Andrew Jones's picture

I respectfully disagree to an

I respectfully disagree to an extent. I wouldn't see a problem with my local police department receiving say, surplus AR-15s, ballistic vests, or computer equipment; but I would definitely disagree with them getting a tank, APC, or attack helicopter. Somehow I suspect these things might be out of the grasp of local law enforcement anyway...

MARK GRAVEL's picture

Do you feel it is necessary

Do you feel it is necessary to militerize the police force?

Do you know that Homeland Security is giving grants to local polices departments to purchase anti-personal vehicles? What is the difference between this and receiving them directly from surplus?

Would you be okay with your local police deparment receiving drones or funds to purchase drones?

Our police forces across this nation are becoming and behaving like paramilitary forces. This behavior is something we want to stop before every Americian is viewed as the enemy.

Remember what a hammer sees.

I have provided a link to a recent event; this is the behavior that I'm talking about. It needs to stop.

Andrew Jones's picture

This is why I said I disagree

This is why I said I disagree to an extent.

I don't mind them getting supplies and equipment that they already use regularly at the price of shipping instead of it sitting in a warehouse somewhere. Things like body armor, computer equipment, pistols, rifles, etc. I don't see police needing things like drones, tanks, APCs, or other items that would get rejected immediately if they tried to slip it into the budget for city council.

I read the story in the link you provided and I agree, what happened there was ridiculous. I don't see why a "Department of Natural Resources" needs heavy weaponry and why they would be raiding a shelter over a fawn. I hope that some crap rolls down on whoever ordered it.

MARK GRAVEL's picture

First, thank you for taking

First, thank you for taking time to read the article before commenting. I too hope someone is held accountable for that decision, but the troops have already rallied to protect. That is yet another issue I have with local police forces, accountability or lack thereof - not unlike we see in Federal Government.

My 10K foot observation is that America's police forces are becoming paramilitary. Warrents are routinely served with force for minor offences.

Case in point, Portland added armored vehicle to its police force in 2012. Why is this equipment needed? Moreover, if the police fear they need such vehicles, one is not going to get the job done if their fears are justified. I suspect Portland acquired this vehicle because they received free funding; that said, locals do need to shell out money for maintenance - another example of wasted taxpayer funds.

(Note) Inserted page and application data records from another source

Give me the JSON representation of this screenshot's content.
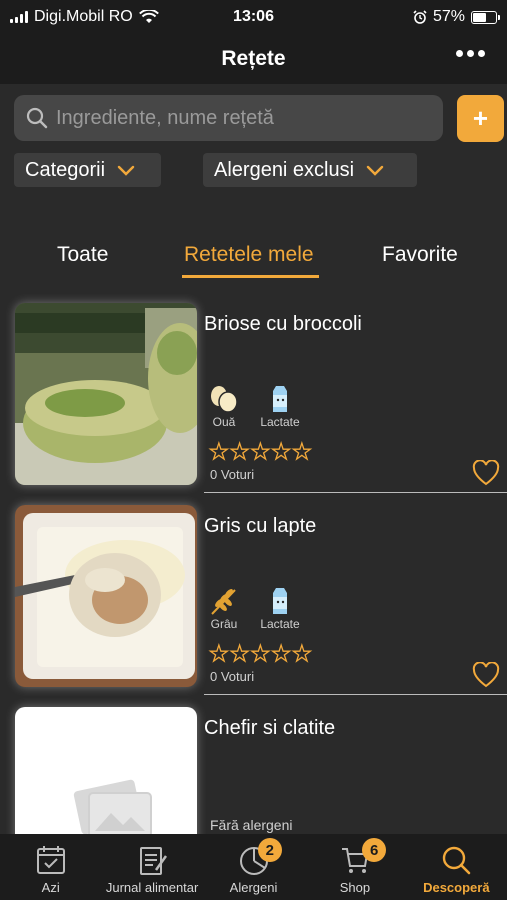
{
  "status_bar": {
    "carrier": "Digi.Mobil RO",
    "time": "13:06",
    "battery": "57%",
    "battery_level": 0.57
  },
  "header": {
    "title": "Rețete"
  },
  "search": {
    "placeholder": "Ingrediente, nume rețetă",
    "add_label": "+"
  },
  "filters": {
    "categories": "Categorii",
    "allergens": "Alergeni exclusi"
  },
  "tabs": [
    {
      "label": "Toate",
      "active": false
    },
    {
      "label": "Retetele mele",
      "active": true
    },
    {
      "label": "Favorite",
      "active": false
    }
  ],
  "recipes": [
    {
      "title": "Briose cu broccoli",
      "allergens": [
        {
          "label": "Ouă",
          "icon": "eggs-icon"
        },
        {
          "label": "Lactate",
          "icon": "milk-icon"
        }
      ],
      "rating": 0,
      "votes": "0 Voturi"
    },
    {
      "title": "Gris cu lapte",
      "allergens": [
        {
          "label": "Grâu",
          "icon": "wheat-icon"
        },
        {
          "label": "Lactate",
          "icon": "milk-icon"
        }
      ],
      "rating": 0,
      "votes": "0 Voturi"
    },
    {
      "title": "Chefir si clatite",
      "no_allergens": "Fără alergeni"
    }
  ],
  "bottom_nav": [
    {
      "label": "Azi",
      "icon": "calendar-icon"
    },
    {
      "label": "Jurnal alimentar",
      "icon": "journal-icon"
    },
    {
      "label": "Alergeni",
      "icon": "pie-chart-icon",
      "badge": "2"
    },
    {
      "label": "Shop",
      "icon": "shopping-cart-icon",
      "badge": "6"
    },
    {
      "label": "Descoperă",
      "icon": "search-icon",
      "active": true
    }
  ],
  "colors": {
    "accent": "#f2a93b",
    "background": "#2a2a2a",
    "bar": "#1c1c1c"
  }
}
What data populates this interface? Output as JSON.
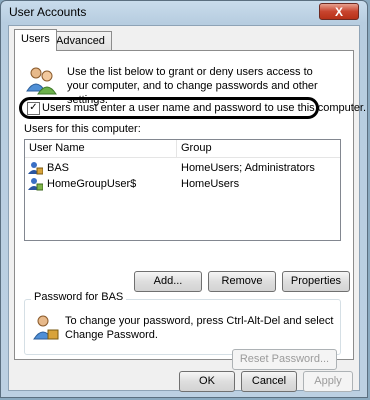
{
  "window": {
    "title": "User Accounts",
    "close_symbol": "X"
  },
  "tabs": [
    {
      "label": "Users",
      "active": true
    },
    {
      "label": "Advanced",
      "active": false
    }
  ],
  "intro_text": "Use the list below to grant or deny users access to your computer, and to change passwords and other settings.",
  "require_login_checkbox": {
    "label": "Users must enter a user name and password to use this computer.",
    "checked": true
  },
  "users_section_label": "Users for this computer:",
  "users_table": {
    "columns": [
      "User Name",
      "Group"
    ],
    "rows": [
      {
        "name": "BAS",
        "group": "HomeUsers; Administrators"
      },
      {
        "name": "HomeGroupUser$",
        "group": "HomeUsers"
      }
    ]
  },
  "buttons": {
    "add": "Add...",
    "remove": "Remove",
    "properties": "Properties"
  },
  "password_group": {
    "title": "Password for BAS",
    "text": "To change your password, press Ctrl-Alt-Del and select Change Password.",
    "reset_button": "Reset Password..."
  },
  "footer_buttons": {
    "ok": "OK",
    "cancel": "Cancel",
    "apply": "Apply"
  }
}
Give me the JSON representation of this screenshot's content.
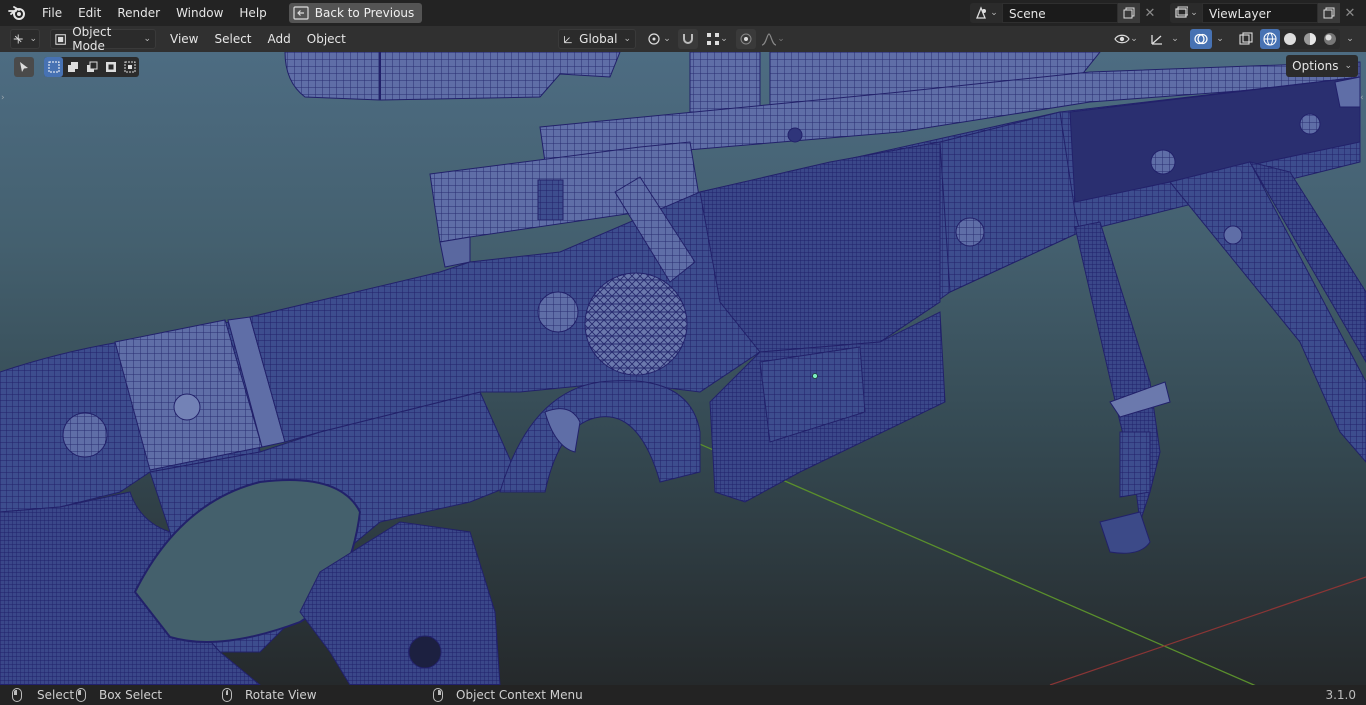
{
  "topbar": {
    "menus": [
      "File",
      "Edit",
      "Render",
      "Window",
      "Help"
    ],
    "back_label": "Back to Previous",
    "scene_name": "Scene",
    "view_layer": "ViewLayer"
  },
  "header": {
    "mode_label": "Object Mode",
    "menus": [
      "View",
      "Select",
      "Add",
      "Object"
    ],
    "transform_orientation": "Global"
  },
  "viewport": {
    "options_label": "Options"
  },
  "status": {
    "select": "Select",
    "box_select": "Box Select",
    "rotate_view": "Rotate View",
    "context_menu": "Object Context Menu",
    "version": "3.1.0"
  },
  "colors": {
    "accent": "#4772b3",
    "wire": "#24236b",
    "mesh_fill": "#3a4a8a",
    "grid_green": "#4f8a2a",
    "grid_red": "#8a2f2f"
  }
}
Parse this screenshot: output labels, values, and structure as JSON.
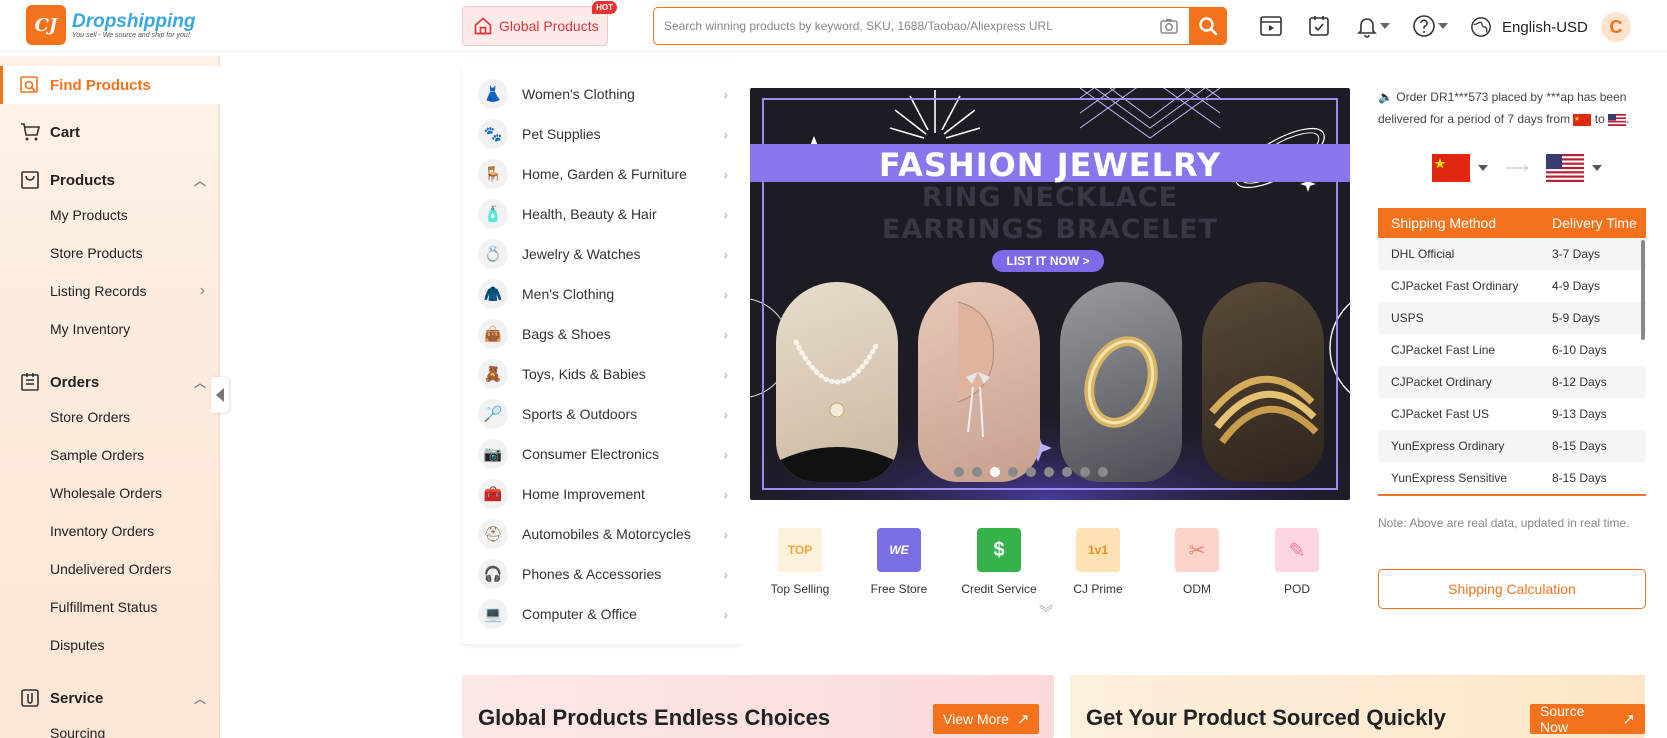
{
  "header": {
    "logo_mark": "CJ",
    "logo_name": "Dropshipping",
    "logo_tagline": "You sell - We source and ship for you!",
    "global_products_label": "Global Products",
    "hot_badge": "HOT",
    "search_placeholder": "Search winning products by keyword, SKU, 1688/Taobao/Aliexpress URL",
    "language_currency": "English-USD",
    "avatar_initial": "C"
  },
  "sidebar": {
    "find_products": "Find Products",
    "cart": "Cart",
    "products": {
      "label": "Products",
      "items": [
        "My Products",
        "Store Products",
        "Listing Records",
        "My Inventory"
      ]
    },
    "orders": {
      "label": "Orders",
      "items": [
        "Store Orders",
        "Sample Orders",
        "Wholesale Orders",
        "Inventory Orders",
        "Undelivered Orders",
        "Fulfillment Status",
        "Disputes"
      ]
    },
    "service": {
      "label": "Service",
      "items": [
        "Sourcing"
      ]
    }
  },
  "categories": [
    "Women's Clothing",
    "Pet Supplies",
    "Home, Garden & Furniture",
    "Health, Beauty & Hair",
    "Jewelry & Watches",
    "Men's Clothing",
    "Bags & Shoes",
    "Toys, Kids & Babies",
    "Sports & Outdoors",
    "Consumer Electronics",
    "Home Improvement",
    "Automobiles & Motorcycles",
    "Phones & Accessories",
    "Computer & Office"
  ],
  "banner": {
    "title": "FASHION JEWELRY",
    "subtitle_line1": "RING NECKLACE",
    "subtitle_line2": "EARRINGS BRACELET",
    "cta": "LIST IT NOW >",
    "active_slide": 3,
    "slide_count": 9
  },
  "features": [
    {
      "label": "Top Selling",
      "icon": "top-selling-icon",
      "glyph": "TOP",
      "color": "#f8a531"
    },
    {
      "label": "Free Store",
      "icon": "free-store-icon",
      "glyph": "WE",
      "color": "#7b6fe6"
    },
    {
      "label": "Credit Service",
      "icon": "credit-service-icon",
      "glyph": "$",
      "color": "#35b24a"
    },
    {
      "label": "CJ Prime",
      "icon": "cj-prime-icon",
      "glyph": "1v1",
      "color": "#f5a623"
    },
    {
      "label": "ODM",
      "icon": "odm-icon",
      "glyph": "✂",
      "color": "#f2826e"
    },
    {
      "label": "POD",
      "icon": "pod-icon",
      "glyph": "✎",
      "color": "#f47aa6"
    }
  ],
  "shipping": {
    "notice_part1": "Order DR1***573 placed by ***ap has been delivered for a period of 7 days from",
    "notice_to": "to",
    "notice_end": ".",
    "col_method": "Shipping Method",
    "col_time": "Delivery Time",
    "rows": [
      {
        "method": "DHL Official",
        "time": "3-7 Days"
      },
      {
        "method": "CJPacket Fast Ordinary",
        "time": "4-9 Days"
      },
      {
        "method": "USPS",
        "time": "5-9 Days"
      },
      {
        "method": "CJPacket Fast Line",
        "time": "6-10 Days"
      },
      {
        "method": "CJPacket Ordinary",
        "time": "8-12 Days"
      },
      {
        "method": "CJPacket Fast US",
        "time": "9-13 Days"
      },
      {
        "method": "YunExpress Ordinary",
        "time": "8-15 Days"
      },
      {
        "method": "YunExpress Sensitive",
        "time": "8-15 Days"
      }
    ],
    "note": "Note: Above are real data, updated in real time.",
    "calc_button": "Shipping Calculation"
  },
  "promos": [
    {
      "title": "Global Products Endless Choices",
      "button": "View More"
    },
    {
      "title": "Get Your Product Sourced Quickly",
      "button": "Source Now"
    }
  ],
  "colors": {
    "accent": "#f5721d",
    "link_blue": "#3aa7e0",
    "banner_purple": "#8677ec"
  }
}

MARK GRAVEL's picture

I have provided a link to a

I have provided a link to a recent event below.

MARK GRAVEL's picture

This is a very bad idea. We

This is a very bad idea. We absolutely do not need to further the militarization of local police forces.

Here is one example of many why we do not need to give military gear to local peace officers or game wardens. Giggles the fawn was abducted at gun point the killed by officials. What happened to the old fashion method for serving a warrant?

We don’t need to enable this behavior with free military weapons.

Read the story and see how a hammer views every problem. This is a bad, bad, bad idea.


MARK GRAVEL's picture

To those who disagree: Have

To those who disagree:

Have you read the link below?

Are you okay with that type of behavior?

Do you feel that behavior is necessary to be safe?

For me, it sounds more like - got those toys, need to justify there use.


Stay informed — Get the news delivered for free in your inbox.

I'm interested in ...